Set down each line of the records once more, precisely, and omit the pictures.

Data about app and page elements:
________________

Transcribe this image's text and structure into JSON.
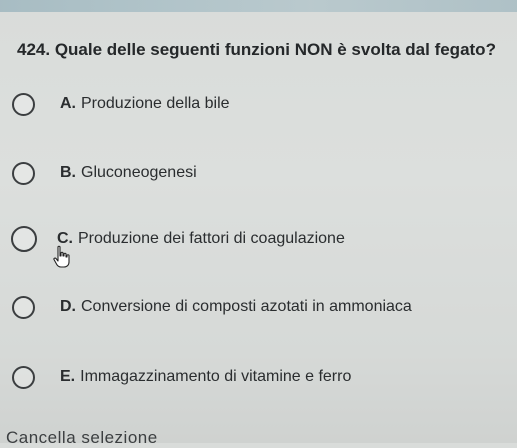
{
  "question": {
    "number": "424.",
    "text": "Quale delle seguenti funzioni NON è svolta dal fegato?"
  },
  "options": [
    {
      "letter": "A.",
      "text": "Produzione della bile",
      "selected": false
    },
    {
      "letter": "B.",
      "text": "Gluconeogenesi",
      "selected": false
    },
    {
      "letter": "C.",
      "text": "Produzione dei fattori di coagulazione",
      "selected": false
    },
    {
      "letter": "D.",
      "text": "Conversione di composti azotati in ammoniaca",
      "selected": false
    },
    {
      "letter": "E.",
      "text": "Immagazzinamento di vitamine e ferro",
      "selected": false
    }
  ],
  "footer": {
    "cancel_label": "Cancella selezione"
  },
  "cursor": {
    "icon": "hand-pointer-icon"
  },
  "colors": {
    "background": "#dcdfdd",
    "text": "#2a2c2e",
    "radio_border": "#3b3e40"
  }
}
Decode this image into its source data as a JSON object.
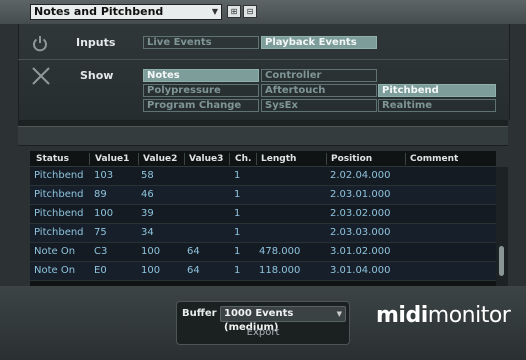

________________

→ **FINISHED EXERCISE**:
Transcribe this image's text and structure into JSON.
{
  "question": {
    "number": "424.",
    "text": "Quale delle seguenti funzioni NON è svolta dal fegato?"
  },
  "options": [
    {
      "letter": "A.",
      "text": "Produzione della bile",
      "selected": false
    },
    {
      "letter": "B.",
      "text": "Gluconeogenesi",
      "selected": false
    },
    {
      "letter": "C.",
      "text": "Produzione dei fattori di coagulazione",
      "selected": false
    },
    {
      "letter": "D.",
      "text": "Conversione di composti azotati in ammoniaca",
      "selected": false
    },
    {
      "letter": "E.",
      "text": "Immagazzinamento di vitamine e ferro",
      "selected": false
    }
  ],
  "footer": {
    "cancel_label": "Cancella selezione"
  },
  "cursor": {
    "icon": "hand-pointer-icon"
  },
  "colors": {
    "background": "#dcdfdd",
    "text": "#2a2c2e",
    "radio_border": "#3b3e40"
  }
}
Decode this image into its source data as a JSON object.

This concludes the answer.